■ Exercise details
Check each line of the data below for the word "record", then extract the ones that have it.

*** Opening of Task data ***

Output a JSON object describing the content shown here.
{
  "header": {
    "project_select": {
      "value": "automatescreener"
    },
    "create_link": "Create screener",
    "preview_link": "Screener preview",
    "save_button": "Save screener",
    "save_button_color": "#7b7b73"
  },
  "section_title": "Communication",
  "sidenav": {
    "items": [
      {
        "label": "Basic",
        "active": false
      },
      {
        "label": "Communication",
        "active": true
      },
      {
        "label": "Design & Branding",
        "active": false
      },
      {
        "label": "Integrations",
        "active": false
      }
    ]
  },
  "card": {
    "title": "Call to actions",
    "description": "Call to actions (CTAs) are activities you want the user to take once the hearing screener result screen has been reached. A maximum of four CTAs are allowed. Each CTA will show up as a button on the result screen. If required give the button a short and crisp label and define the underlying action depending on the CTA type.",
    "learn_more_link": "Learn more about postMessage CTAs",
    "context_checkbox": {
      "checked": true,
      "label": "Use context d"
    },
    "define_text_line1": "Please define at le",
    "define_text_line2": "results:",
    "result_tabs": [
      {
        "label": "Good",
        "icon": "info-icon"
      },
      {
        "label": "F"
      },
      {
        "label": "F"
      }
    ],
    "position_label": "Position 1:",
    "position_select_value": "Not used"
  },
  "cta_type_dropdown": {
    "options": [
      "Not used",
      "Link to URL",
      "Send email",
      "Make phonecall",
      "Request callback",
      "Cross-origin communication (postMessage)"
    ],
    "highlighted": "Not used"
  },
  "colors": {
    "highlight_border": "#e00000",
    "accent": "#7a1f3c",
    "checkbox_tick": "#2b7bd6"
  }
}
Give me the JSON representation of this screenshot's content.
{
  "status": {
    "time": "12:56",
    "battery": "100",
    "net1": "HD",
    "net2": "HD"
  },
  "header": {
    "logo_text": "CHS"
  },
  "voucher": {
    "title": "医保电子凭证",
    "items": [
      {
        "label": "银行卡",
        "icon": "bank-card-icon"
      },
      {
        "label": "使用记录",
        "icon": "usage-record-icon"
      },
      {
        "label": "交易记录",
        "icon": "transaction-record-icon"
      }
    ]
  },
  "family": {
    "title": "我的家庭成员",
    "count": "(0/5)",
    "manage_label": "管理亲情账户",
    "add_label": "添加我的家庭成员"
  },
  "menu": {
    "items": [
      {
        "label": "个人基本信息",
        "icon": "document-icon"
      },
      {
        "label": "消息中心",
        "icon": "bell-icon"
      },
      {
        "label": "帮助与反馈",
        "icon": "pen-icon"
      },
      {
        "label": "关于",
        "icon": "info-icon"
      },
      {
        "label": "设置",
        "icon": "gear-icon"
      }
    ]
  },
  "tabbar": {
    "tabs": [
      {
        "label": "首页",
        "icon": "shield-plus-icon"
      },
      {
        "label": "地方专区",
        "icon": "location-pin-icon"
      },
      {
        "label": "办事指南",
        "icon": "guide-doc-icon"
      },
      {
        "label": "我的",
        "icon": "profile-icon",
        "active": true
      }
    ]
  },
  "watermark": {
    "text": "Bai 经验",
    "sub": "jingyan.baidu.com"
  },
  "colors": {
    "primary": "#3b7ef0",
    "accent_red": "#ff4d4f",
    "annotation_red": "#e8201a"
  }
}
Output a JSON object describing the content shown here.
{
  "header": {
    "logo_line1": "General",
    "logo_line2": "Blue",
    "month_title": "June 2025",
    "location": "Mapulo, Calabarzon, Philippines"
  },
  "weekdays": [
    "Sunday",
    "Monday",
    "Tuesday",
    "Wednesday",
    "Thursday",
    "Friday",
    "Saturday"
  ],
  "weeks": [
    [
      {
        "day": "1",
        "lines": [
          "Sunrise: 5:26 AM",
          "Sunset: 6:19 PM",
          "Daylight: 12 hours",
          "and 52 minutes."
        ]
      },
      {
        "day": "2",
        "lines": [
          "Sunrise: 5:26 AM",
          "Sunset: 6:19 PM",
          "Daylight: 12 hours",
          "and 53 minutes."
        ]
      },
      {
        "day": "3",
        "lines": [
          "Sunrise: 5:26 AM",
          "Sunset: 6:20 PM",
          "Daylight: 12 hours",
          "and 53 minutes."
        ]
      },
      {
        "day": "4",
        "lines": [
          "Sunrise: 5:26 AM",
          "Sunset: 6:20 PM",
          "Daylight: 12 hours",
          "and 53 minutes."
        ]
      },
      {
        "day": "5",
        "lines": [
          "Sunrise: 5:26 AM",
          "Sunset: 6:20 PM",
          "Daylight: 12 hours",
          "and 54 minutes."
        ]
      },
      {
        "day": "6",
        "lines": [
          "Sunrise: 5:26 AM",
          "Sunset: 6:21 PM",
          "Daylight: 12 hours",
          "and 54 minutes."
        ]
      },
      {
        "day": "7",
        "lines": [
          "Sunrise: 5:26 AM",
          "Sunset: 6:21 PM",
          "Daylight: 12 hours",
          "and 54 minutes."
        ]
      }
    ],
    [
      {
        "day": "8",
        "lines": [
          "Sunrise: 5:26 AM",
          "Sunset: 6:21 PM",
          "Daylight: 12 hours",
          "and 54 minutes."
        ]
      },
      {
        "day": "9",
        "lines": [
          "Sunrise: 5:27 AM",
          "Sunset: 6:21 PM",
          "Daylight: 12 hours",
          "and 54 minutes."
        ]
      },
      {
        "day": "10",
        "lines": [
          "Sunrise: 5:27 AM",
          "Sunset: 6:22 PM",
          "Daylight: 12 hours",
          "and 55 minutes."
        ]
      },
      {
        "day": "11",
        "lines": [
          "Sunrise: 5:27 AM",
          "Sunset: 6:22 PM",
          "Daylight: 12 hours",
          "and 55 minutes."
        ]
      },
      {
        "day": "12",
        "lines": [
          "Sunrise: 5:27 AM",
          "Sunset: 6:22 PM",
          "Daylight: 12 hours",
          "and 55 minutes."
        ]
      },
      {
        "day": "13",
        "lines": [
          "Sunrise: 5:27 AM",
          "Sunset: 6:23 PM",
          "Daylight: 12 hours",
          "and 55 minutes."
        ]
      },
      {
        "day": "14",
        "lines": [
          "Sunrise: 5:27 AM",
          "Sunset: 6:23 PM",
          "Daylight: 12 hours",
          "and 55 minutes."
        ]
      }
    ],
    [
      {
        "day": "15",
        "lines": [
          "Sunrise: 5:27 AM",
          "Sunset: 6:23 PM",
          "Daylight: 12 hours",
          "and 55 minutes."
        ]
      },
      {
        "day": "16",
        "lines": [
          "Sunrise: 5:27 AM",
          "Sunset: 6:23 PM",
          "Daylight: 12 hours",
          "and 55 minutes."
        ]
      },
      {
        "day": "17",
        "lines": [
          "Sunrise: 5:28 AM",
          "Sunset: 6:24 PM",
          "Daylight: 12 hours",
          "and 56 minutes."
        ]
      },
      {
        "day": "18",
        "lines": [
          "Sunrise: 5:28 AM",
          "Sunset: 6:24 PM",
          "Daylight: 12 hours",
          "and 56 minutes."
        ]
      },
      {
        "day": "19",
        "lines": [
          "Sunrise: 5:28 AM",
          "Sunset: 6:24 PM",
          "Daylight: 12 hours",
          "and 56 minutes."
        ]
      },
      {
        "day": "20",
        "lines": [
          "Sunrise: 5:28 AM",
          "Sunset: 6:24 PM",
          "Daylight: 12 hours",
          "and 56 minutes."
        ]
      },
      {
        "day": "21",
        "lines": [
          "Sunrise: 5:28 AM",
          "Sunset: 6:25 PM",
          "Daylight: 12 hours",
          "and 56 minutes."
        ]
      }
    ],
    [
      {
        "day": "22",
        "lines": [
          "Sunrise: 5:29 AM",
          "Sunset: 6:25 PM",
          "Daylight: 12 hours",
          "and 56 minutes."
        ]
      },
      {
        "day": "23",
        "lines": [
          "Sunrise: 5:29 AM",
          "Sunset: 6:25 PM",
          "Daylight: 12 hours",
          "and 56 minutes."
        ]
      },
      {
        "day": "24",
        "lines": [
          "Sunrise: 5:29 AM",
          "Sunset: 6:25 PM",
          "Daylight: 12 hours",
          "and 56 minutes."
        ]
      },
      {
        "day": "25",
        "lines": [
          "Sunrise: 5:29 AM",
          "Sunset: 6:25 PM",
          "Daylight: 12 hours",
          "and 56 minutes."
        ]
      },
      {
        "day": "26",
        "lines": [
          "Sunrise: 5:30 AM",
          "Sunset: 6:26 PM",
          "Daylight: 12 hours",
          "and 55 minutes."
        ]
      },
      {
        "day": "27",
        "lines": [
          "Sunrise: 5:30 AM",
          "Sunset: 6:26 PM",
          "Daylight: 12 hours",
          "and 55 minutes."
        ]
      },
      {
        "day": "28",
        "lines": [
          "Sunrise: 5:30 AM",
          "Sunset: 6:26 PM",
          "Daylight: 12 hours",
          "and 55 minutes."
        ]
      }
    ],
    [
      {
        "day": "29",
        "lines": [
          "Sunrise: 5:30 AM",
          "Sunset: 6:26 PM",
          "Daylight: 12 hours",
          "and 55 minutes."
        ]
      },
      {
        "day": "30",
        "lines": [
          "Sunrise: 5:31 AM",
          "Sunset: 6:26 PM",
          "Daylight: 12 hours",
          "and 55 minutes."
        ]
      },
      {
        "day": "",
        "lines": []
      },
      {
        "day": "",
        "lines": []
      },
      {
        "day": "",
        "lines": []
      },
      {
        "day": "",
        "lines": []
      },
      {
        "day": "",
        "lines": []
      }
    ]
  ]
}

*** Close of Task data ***

■ Response
        "icon": "usage-record-icon"
        "icon": "transaction-record-icon"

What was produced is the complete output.